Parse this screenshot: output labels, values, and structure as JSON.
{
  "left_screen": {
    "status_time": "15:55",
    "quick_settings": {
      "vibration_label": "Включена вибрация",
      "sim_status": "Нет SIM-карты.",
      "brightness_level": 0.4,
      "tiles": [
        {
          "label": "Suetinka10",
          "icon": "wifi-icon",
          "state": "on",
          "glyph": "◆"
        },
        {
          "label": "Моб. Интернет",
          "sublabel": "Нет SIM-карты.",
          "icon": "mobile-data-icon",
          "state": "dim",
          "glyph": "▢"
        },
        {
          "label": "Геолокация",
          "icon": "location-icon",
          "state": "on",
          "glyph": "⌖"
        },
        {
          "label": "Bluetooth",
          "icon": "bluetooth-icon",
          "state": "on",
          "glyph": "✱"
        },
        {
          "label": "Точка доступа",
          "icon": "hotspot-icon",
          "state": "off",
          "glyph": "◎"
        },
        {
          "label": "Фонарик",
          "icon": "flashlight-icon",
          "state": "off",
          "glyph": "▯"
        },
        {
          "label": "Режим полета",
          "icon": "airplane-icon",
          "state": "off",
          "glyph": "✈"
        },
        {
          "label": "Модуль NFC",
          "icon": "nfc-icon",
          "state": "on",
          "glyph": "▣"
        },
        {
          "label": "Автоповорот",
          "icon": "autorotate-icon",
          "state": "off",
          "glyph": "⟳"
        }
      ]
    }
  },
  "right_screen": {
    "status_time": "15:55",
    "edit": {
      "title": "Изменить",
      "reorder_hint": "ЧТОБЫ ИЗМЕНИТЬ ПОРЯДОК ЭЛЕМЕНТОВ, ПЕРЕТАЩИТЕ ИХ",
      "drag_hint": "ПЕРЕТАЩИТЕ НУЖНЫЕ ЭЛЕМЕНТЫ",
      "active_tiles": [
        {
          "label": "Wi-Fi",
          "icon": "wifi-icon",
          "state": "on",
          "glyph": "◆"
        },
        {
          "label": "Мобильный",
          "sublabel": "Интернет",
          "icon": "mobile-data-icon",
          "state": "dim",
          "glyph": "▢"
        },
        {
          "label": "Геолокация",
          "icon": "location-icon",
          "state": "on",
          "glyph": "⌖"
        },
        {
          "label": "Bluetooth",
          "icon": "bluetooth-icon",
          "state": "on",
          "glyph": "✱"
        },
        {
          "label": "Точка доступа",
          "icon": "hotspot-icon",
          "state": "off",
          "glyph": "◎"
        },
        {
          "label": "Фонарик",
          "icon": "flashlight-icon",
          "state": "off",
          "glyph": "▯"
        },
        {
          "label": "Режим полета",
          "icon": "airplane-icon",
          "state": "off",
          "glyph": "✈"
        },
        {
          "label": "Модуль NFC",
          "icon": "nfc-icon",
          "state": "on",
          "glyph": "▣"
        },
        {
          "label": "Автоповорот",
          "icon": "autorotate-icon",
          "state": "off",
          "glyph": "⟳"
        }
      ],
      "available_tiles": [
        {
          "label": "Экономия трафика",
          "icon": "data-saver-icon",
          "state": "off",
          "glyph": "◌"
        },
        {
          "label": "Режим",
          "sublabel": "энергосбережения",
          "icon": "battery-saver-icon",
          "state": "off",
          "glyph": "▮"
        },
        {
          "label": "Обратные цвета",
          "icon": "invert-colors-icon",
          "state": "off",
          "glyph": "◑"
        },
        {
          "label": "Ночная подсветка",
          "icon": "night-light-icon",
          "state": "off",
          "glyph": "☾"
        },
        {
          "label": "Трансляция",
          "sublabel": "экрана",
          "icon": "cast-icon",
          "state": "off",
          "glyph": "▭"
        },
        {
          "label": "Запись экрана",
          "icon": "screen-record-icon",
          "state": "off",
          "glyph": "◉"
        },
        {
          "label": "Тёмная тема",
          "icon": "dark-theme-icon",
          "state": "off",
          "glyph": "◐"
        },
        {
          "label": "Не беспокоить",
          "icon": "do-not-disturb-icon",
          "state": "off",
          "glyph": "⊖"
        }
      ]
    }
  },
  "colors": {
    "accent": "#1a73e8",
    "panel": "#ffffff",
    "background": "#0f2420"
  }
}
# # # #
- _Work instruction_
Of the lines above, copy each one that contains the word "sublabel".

- _Solved problem_
          "sublabel": "Нет SIM-карты.",
          "sublabel": "Интернет",
          "sublabel": "энергосбережения",
          "sublabel": "экрана",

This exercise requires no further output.